● EXERCISE DETAILS
Filter the entries below, keeping only lines with "Language".

● PROVIDED RECORDS
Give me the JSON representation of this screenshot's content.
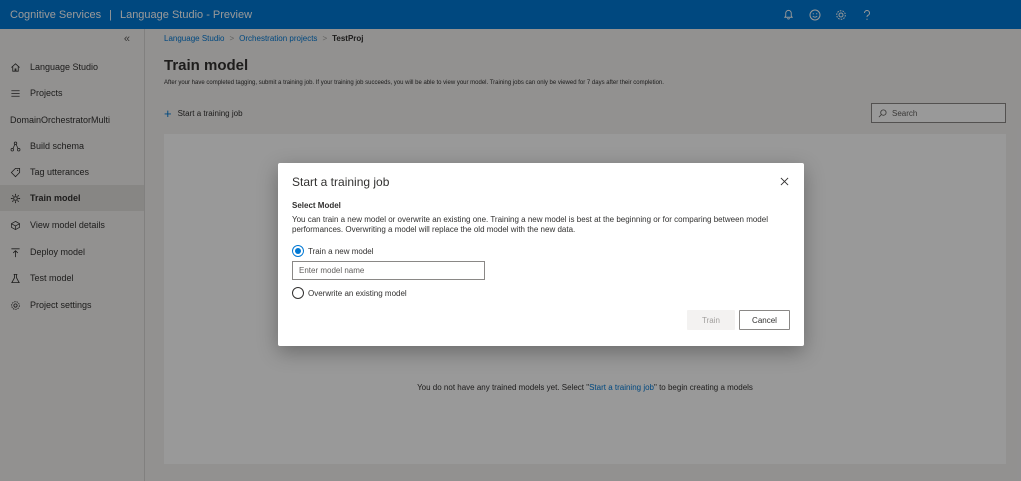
{
  "topbar": {
    "brand": "Cognitive Services",
    "separator": "|",
    "product": "Language Studio - Preview"
  },
  "sidebar": {
    "collapse_glyph": "«",
    "top_items": [
      {
        "label": "Language Studio",
        "icon": "home-icon"
      },
      {
        "label": "Projects",
        "icon": "list-icon"
      }
    ],
    "project_name": "DomainOrchestratorMulti",
    "project_items": [
      {
        "label": "Build schema",
        "icon": "schema-icon"
      },
      {
        "label": "Tag utterances",
        "icon": "tag-icon"
      },
      {
        "label": "Train model",
        "icon": "train-icon"
      },
      {
        "label": "View model details",
        "icon": "model-icon"
      },
      {
        "label": "Deploy model",
        "icon": "deploy-icon"
      },
      {
        "label": "Test model",
        "icon": "test-icon"
      },
      {
        "label": "Project settings",
        "icon": "settings-icon"
      }
    ]
  },
  "breadcrumb": {
    "items": [
      "Language Studio",
      "Orchestration projects"
    ],
    "separator": ">",
    "current": "TestProj"
  },
  "page": {
    "title": "Train model",
    "description": "After your have completed tagging, submit a training job. If your training job succeeds, you will be able to view your model. Training jobs can only be viewed for 7 days after their completion.",
    "start_job_label": "Start a training job",
    "search_placeholder": "Search",
    "empty_before": "You do not have any trained models yet. Select \"",
    "empty_link": "Start a training job",
    "empty_after": "\" to begin creating a models"
  },
  "dialog": {
    "title": "Start a training job",
    "section_label": "Select Model",
    "section_desc": "You can train a new model or overwrite an existing one. Training a new model is best at the beginning or for comparing between model performances. Overwriting a model will replace the old model with the new data.",
    "option_new": "Train a new model",
    "option_overwrite": "Overwrite an existing model",
    "model_name_placeholder": "Enter model name",
    "model_name_value": "",
    "train_label": "Train",
    "cancel_label": "Cancel"
  },
  "colors": {
    "brand": "#0078d4",
    "sidebar_bg": "#f3f2f1",
    "selected_bg": "#e1dfdd"
  }
}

● TASK OUTPUT
    "product": "Language Studio - Preview"
        "label": "Language Studio",
      "Language Studio",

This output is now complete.